1) MINES Saint-Étienne leads a Specialist Task Force (STF) financed by the European Telecommunications Standards Institute (ETSI), with the goal to consolidate the Smart Anything REFerence (SAREF) standard ontology and its community of industrial users, based on the experience of the the EUREKA ITEA 12004 SEAS project (3 years, 15 M€, 35 partners). The SEAS ontology is modular and versioned, and is built on top of core reference ontology patterns that can be instantiated to create the SEAS ontology itself with a homogeneous and predictable structure for the modelling and the description of any kind of engineering-related data/information/systems. Ontology patterns are like design patterns in object oriented programming. They describe structural, logical, or naming, best practices that one can consider when building an ontology. https://ci.mines-stetienne.fr/seas/
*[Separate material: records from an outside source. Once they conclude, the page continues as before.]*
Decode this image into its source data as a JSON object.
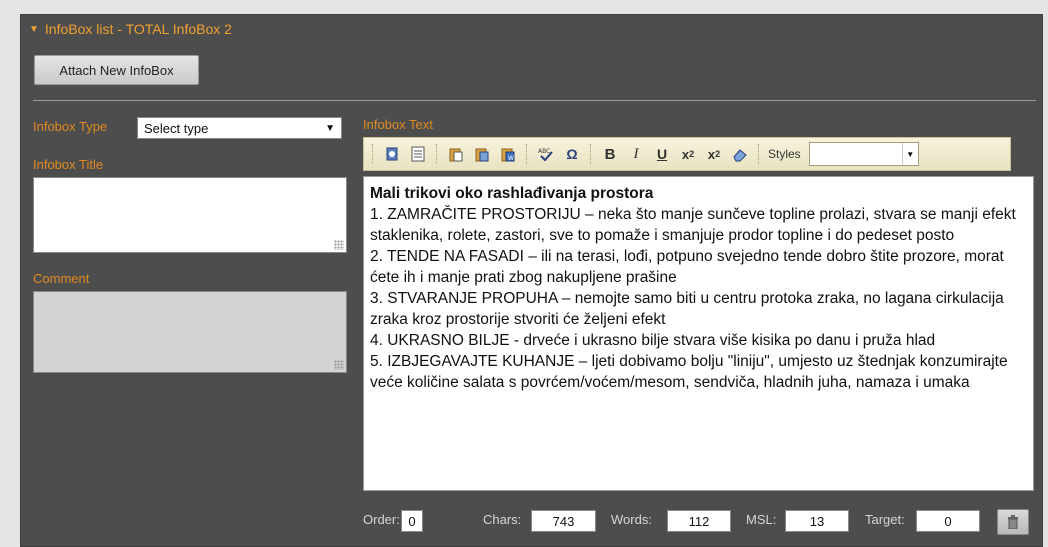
{
  "header": {
    "title": "InfoBox list - TOTAL InfoBox 2"
  },
  "attach_button": "Attach New InfoBox",
  "form": {
    "type_label": "Infobox Type",
    "type_value": "Select type",
    "title_label": "Infobox Title",
    "comment_label": "Comment",
    "text_label": "Infobox Text"
  },
  "toolbar": {
    "buttons": [
      "source-icon",
      "document-icon",
      "paste-icon",
      "paste-text-icon",
      "paste-word-icon",
      "spellcheck-icon",
      "special-char-icon",
      "bold-icon",
      "italic-icon",
      "underline-icon",
      "subscript-icon",
      "superscript-icon",
      "remove-format-icon"
    ],
    "styles_label": "Styles"
  },
  "editor": {
    "title": "Mali trikovi oko rashlađivanja prostora",
    "paragraphs": [
      "1. ZAMRAČITE PROSTORIJU – neka što manje sunčeve topline prolazi, stvara se manji efekt staklenika, rolete, zastori, sve to pomaže i smanjuje prodor topline i do pedeset posto",
      "2. TENDE NA FASADI – ili na terasi, lođi, potpuno svejedno tende dobro štite prozore, morat ćete ih i manje prati zbog nakupljene prašine",
      "3. STVARANJE PROPUHA – nemojte samo biti u centru protoka zraka, no lagana cirkulacija zraka kroz prostorije stvoriti će željeni efekt",
      "4. UKRASNO BILJE - drveće i ukrasno bilje stvara više kisika po danu i pruža hlad",
      "5. IZBJEGAVAJTE KUHANJE – ljeti dobivamo bolju \"liniju\", umjesto uz štednjak konzumirajte veće količine salata s povrćem/voćem/mesom, sendviča, hladnih juha, namaza i umaka"
    ]
  },
  "footer": {
    "order_label": "Order:",
    "order_value": "0",
    "chars_label": "Chars:",
    "chars_value": "743",
    "words_label": "Words:",
    "words_value": "112",
    "msl_label": "MSL:",
    "msl_value": "13",
    "target_label": "Target:",
    "target_value": "0"
  }
}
2) SPARQL-Generate is an extension of SPARQL 1.1 for querying not only RDF datasets but also documents in arbitrary formats. It offers a simple template-based option to generate RDF Graphs from documents, and presents the following advantages: a) anyone familiar with SPARQL can easily learn SPARQL-Generate; b) SPARQL-Generate leverages the expressivity of SPARQL 1.1: Aggregates, Solution Sequences and Modifiers, SPARQL functions and their extension mechanism; c) it integrates seamlessly with existing standards for consuming Semantic Web data, such as SPARQL or Semantic Web programming frameworks. One can use its Apache 2.0 implementation to generate RDF from web documents in XML, JSON, CSV, HTML, CBOR, and plain text with regular expressions. https://ci.mines-stetienne.fr/sparql-generate/
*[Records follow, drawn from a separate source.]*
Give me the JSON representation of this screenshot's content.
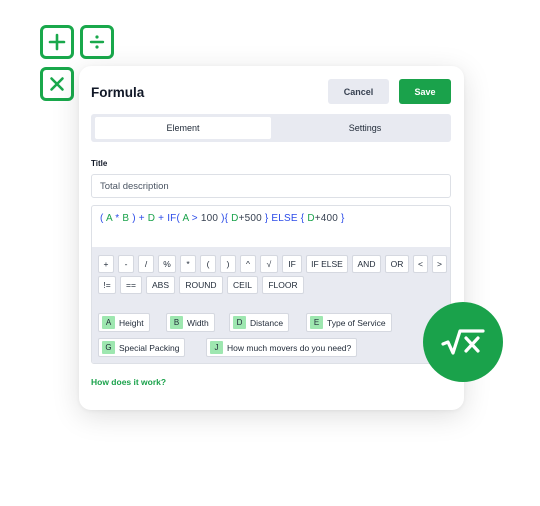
{
  "colors": {
    "accent": "#1aa24b",
    "operator": "#2b4be8",
    "panel": "#e8eaf1",
    "chip_letter_bg": "#9ee7b0"
  },
  "decor_icons": [
    "plus-icon",
    "divide-icon",
    "times-icon",
    "square-root-x-icon"
  ],
  "dialog": {
    "title": "Formula",
    "cancel_label": "Cancel",
    "save_label": "Save",
    "tabs": [
      {
        "label": "Element",
        "active": true
      },
      {
        "label": "Settings",
        "active": false
      }
    ],
    "title_field": {
      "label": "Title",
      "value": "Total description"
    },
    "formula": {
      "tokens": [
        "(",
        "A",
        "*",
        "B",
        ")",
        "+",
        "D",
        "+",
        "IF(",
        "A",
        ">",
        "100",
        "){",
        "D",
        "+500",
        "}",
        "ELSE",
        "{",
        "D",
        "+400",
        "}"
      ]
    },
    "operators_row1": [
      "+",
      "-",
      "/",
      "%",
      "*",
      "(",
      ")",
      "^",
      "√",
      "IF",
      "IF ELSE",
      "AND",
      "OR",
      "<",
      ">"
    ],
    "operators_row2": [
      "!=",
      "==",
      "ABS",
      "ROUND",
      "CEIL",
      "FLOOR"
    ],
    "variables": [
      {
        "letter": "A",
        "label": "Height"
      },
      {
        "letter": "B",
        "label": "Width"
      },
      {
        "letter": "D",
        "label": "Distance"
      },
      {
        "letter": "E",
        "label": "Type of Service"
      },
      {
        "letter": "G",
        "label": "Special Packing"
      },
      {
        "letter": "J",
        "label": "How much movers do you need?"
      }
    ],
    "help_link": "How does it work?"
  }
}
3) The Linked Datatypes initative (LINDT) aims at enabling lightweight descriptions of useful knowledge on the Web of Data, using simple RDF literals empowered by RDF Datatypes. The flagship Datatype is cdt:ucum that can be used to describe measurements with any unit defined in The Unified Code for Units of Measure: a code system intended to include all units of measures being contemporarily used in international science, engineering, and business. Different from using existing vocabularies for quantities and units of measures (schema.org, QUDT, OM, ...), SPARQL queries can leverage the native SPARQL operators (=, <, etc.) to compare UCUM literals, and arithmetic functions (+, -, *, /) to manipulate quantity value literals. https://ci.mines-stetienne.fr/lindt/